              • Kitty MLB

                O nothing gets past your sharp eyes.That is
                despite you being a 500 year old bearded sage,
                clearly 400 year old mere children need to
                keep up.
                Well at least the Irish don’t wear kilts, something
                I suppose, the Scots don’t need to share everything.

                • Fergus Pickering

                  They do you know. There are green Irish kilts.

                • Kitty MLB

                  O they would have wouldn’t they, thank you for
                  Putting me right again! I’ll wager that you were
                  that little boy at school.
                  Always with his hand up, always with an apple
                  for teacher and who akways had his homework
                  done before it needed to be finished.
                  That assumption, I just know is corrrect.

                • Fergus Pickering

                  Quite wrong. I used to copy great screeds off the cleverest boy in the class, now an Oxford professor. Only the best!. And my fat friend copied my French. Didn’t get him an O level though.

                • Kitty MLB

                  Fat ! Did he call you a skinny Scottish carrot top.
                  I know, he chucked you in the pond, for you
                  to be rescued by that elusive and clever girl
                  with chestnut curls who loved cats, bats and
                  that most cleverest boy in class.
                  Oh and maybe if you copied the French from
                  the cleverest boy in class, maybe your little
                  friend would have passed his O Level French.
                  You should have told him to copy the other boy.
                  But never mind, you clearly are very clever now,
                  a late developer, an issue with boys..
                  you will be a genius within the next 200 years.

  • Alex

    Good start; but then “there is still more we can do, for example, putting a ban on smoking in cars.”
    And for a lovely moment there I had thought that you weren’t an arrogant authoritarian.
    Oh well, you keep proposing yet more big government and we’ll all keep watching you lose voters to UKIP.

  • mandelson

    “We should look instead to Germany’s example.” I agree, in Germany you can smoke in a pub provided it is designated a “Raucher Lokal” i.e. grown ups making their own decisions as opposed to LibLabCon “ban it all”.

  • MirthaTidville

    This smacks too much of the nanny state, for any Government to give it the elbow…They all love to nanny….expect this failure to a High Street, near you,sometime soon

  • Conway

    But given standardised packaging’s apparent failure in Australia and the
    impact it could have on serious crime and our long term economic plan,
    the Government should go carefully before rushing into the introduction
    of standardised packaging here.
    ” Given that this government’s only talent seems to be getting it wrong on every possible occasion, expect plain packaging any time soon.

  • Mike Oddpiece

    Ban smoking in cars?

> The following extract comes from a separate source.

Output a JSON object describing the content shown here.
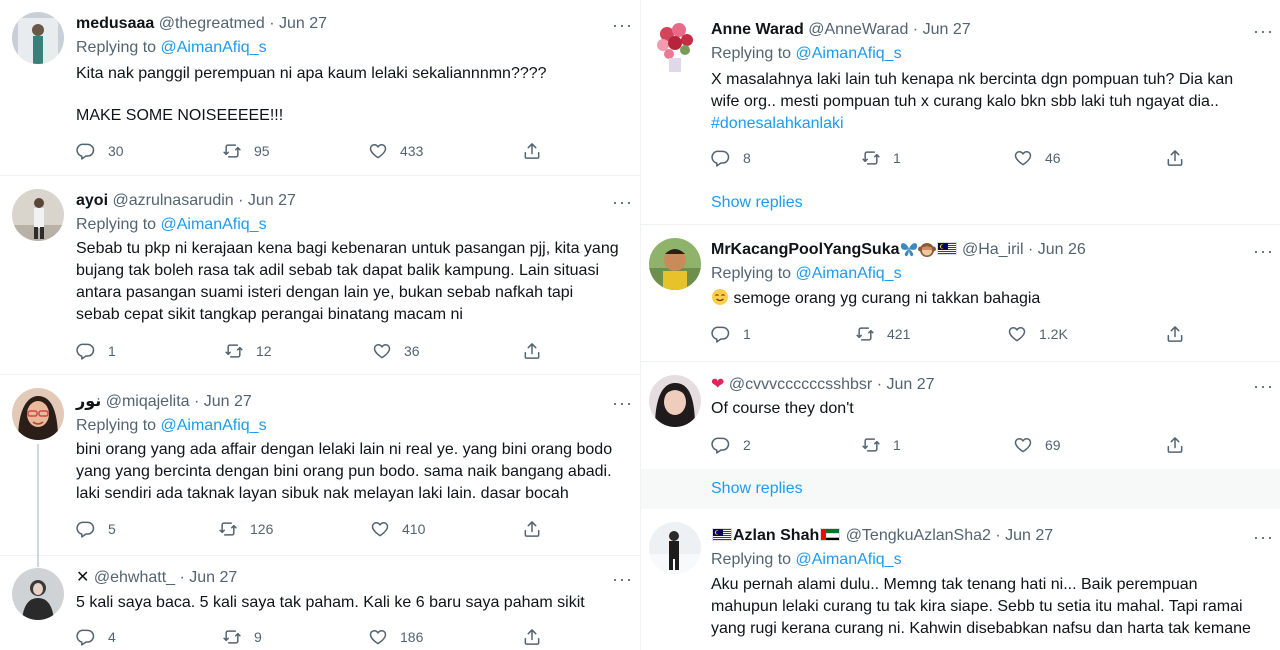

Who are you to say I shouldn’t smoke in my car? Why shouldn’t I?

    • Blindsideflanker

      Because they are politicians and there is nothing more they like to do than meddle in your life and tell you how to live it.

      I wonder if they will attempt to stop smoking in soft top sports cars, if so on what basis.

      • Dick_Puddlecote

        They plan to, it was mentioned in the commons debate. The reason being that it’s just far too complicated for them to differentiate between different makes of vehicle so may as well apply the ban to all.

      • Dick_Puddlecote

        PS: The wording is banning smoking in ‘vehicles’, not ‘cars’, by the way, so also applies to motorbikes and sail boats.